June 1st, 2013 - Rosenhill Farm, Sweden
I just had a conversation with an Australian lady here, who's name I believe is Lexi. She mentioned how she doesn't enjoy aimless traveling, which is what she did during her 2010 Eurotrip, but is enjoying her time here now because she is traveling with her boyfriend and has someone to accompany her. I find it quite coincidental because what she is saying is exactly what I've been going through.
I came to Europe thinking that as long as I was traveling and seeing cool things, I would be happy, but upon arriving in Europe I was a bit surprised with myself. I wasn't having that much fun. So as our conversation continued on, we both agreed that it really comes down to WHO we are with.
I couldn't agree more because I've been on the road for over two months now, and I'm over traveling alone. I'm no longer motivated. What keeps me going is knowing that I have friends that I can meet in Stockholm or Helsinki. What keeps me going is knowing that I will grow as an individual. The initial reason that brought me to Europe (just going solo and seeing the world) no longer holds any weight, it no longer pushes me forward, — if anything, it makes me want to go home because I miss my family and friends.

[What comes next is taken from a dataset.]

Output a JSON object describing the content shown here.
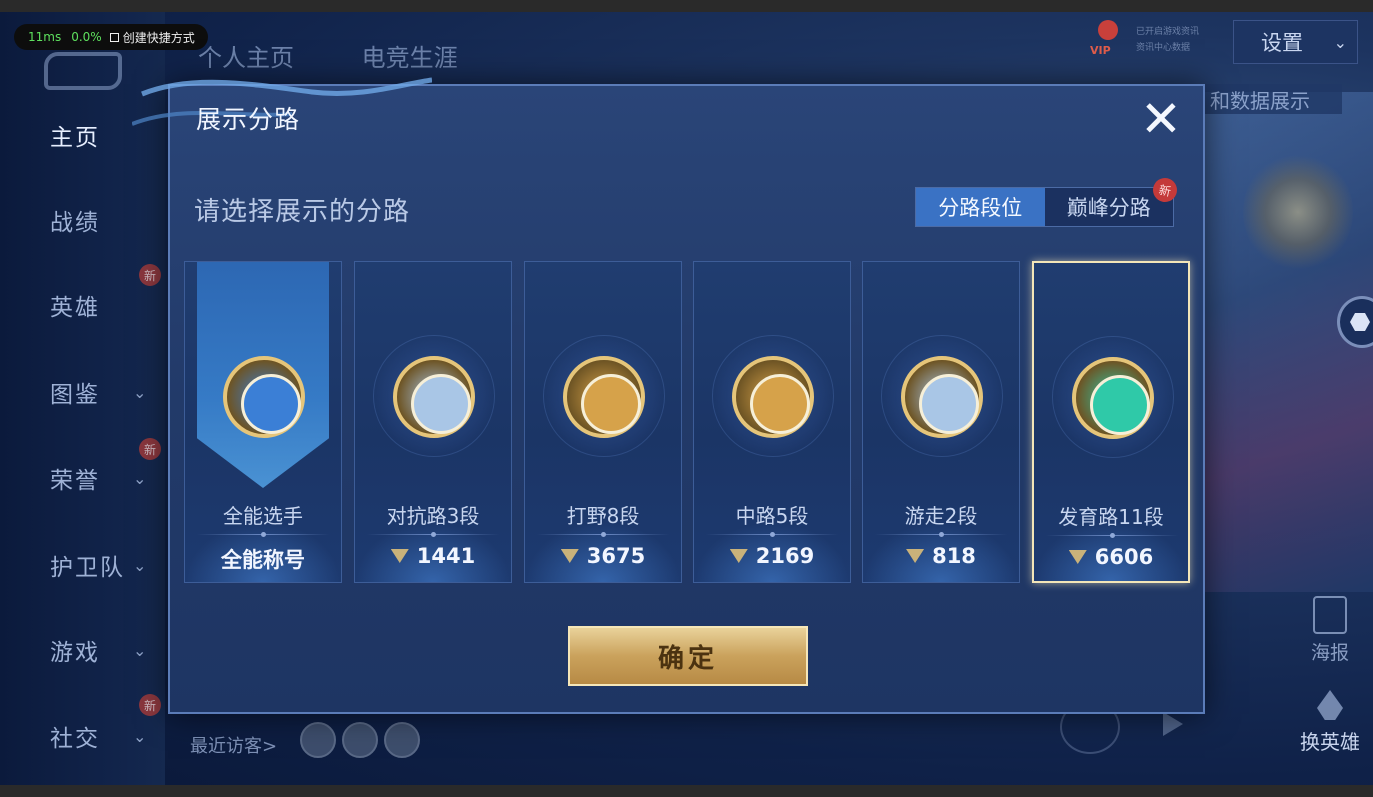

Initially, the most memorable parts of my trip were those fleeting moments when I was hiking in the Isle of Skye in Scotland, or when I was able to enjoy the Glacial Lagoon in Iceland by myself. Then again, those were quickly overshadowed by moments spent with people — be it a nice conversation, a shared laugh, or just a feeling of being connected with others in a “same wavelength” type way. I can easily list them out: being with Anna in Finland, seeing Sophie in Zurich, visiting Nalita in Lausanne, and getting along so well with the staff at the Interlaken Hostel I stayed at in Switzerland.
So then why do we travel? Yes, it is to learn about other lifestyles and cultures, to get out of our comfort zone, to see and do things that you otherwise wouldn't be able to do in your “bubble.” However, I feel that in its essence, travel is a very long-winded, roundabout way of teaching us a very important lesson. Though we all have differing customs, traditions, values, and beliefs, when all is said and done, we all want the same things, and we're all searching for the same feeling. What is this feeling? We want to feel like we belong, we want to feel appreciated, desired, admired, wanted, and when we are away, that we are missed. We want friends and family that care about us. We want to be happy, and more specifically we want to be happy through the company of others. What we want is companionship.
We search for so many things in life. We want to get fit, buy a shiny new car, buy a big house, and get a high-paying job to pay for it all. Money and status all seem to be surefire ways of attaining true happiness, but if we were to get down to the root cause of unhappiness, it would come down to the issue of companionship. The root cause of unhappiness is due to our misjudgment in thinking that the quality of our relationships, whether good or bad, are of little matter as long as we have money. This is what we have been brainwashed into thinking, forgetting that it is through the people around us that we can attain happiness.
It's no longer a surprise as to why it was so difficult leaving California now, and it's no longer a surprise as to why I was so willing to leave all of the other "amazing" European landmarks I've come across. I’d rather be with the people I care about. I’ll take companionship over the Swiss Alps (or any other European landmark) any day.
Alain de Botton put it perfectly in his book, The Art of Travel, when he states that this is a "logic that we ignore at our peril when we encounter a picture of a beautiful land and imagine that happiness must naturally accompany such magnificence.” 12 different countries, and half a year later, it all makes sense. To me, this was no longer a theory, as I have become a living example of this miscalculated logic:
"Our capacity to draw happiness from aesthetic objects or material goods in fact seems critically dependent on our first satisfying a more important range of emotional or psychological needs, among them the need for understanding, for love, expression and respect. Thus we will not enjoy - we are not able to enjoy - sumptuous tropical gardens and attractive wooden beach huts when a relationship to which we are committed abruptly reveals itself to be suffused with incomprehension and resentment."
My unhappiness, and shock at my unhappiness despite having the pleasure of traveling the world was, as Alain de Botton puts it, "because we misunderstand what holds up our moods. We are sad at home and blame the weather and the ugliness of the buildings, but on the tropical island we learn that the state of the skies and appearance of our dwellings can never on their own either underwrite our joy or condemn us to misery."
So in conclusion, it's not that going on an epic Eurotrip isn't fun (solo or not), it's just that this “secondary” source of happiness cannot be enjoyed unless our primary needs are first met, as with most things in life.
Before traveling the world, one should first tend to their relationships at home.
by Jason Lam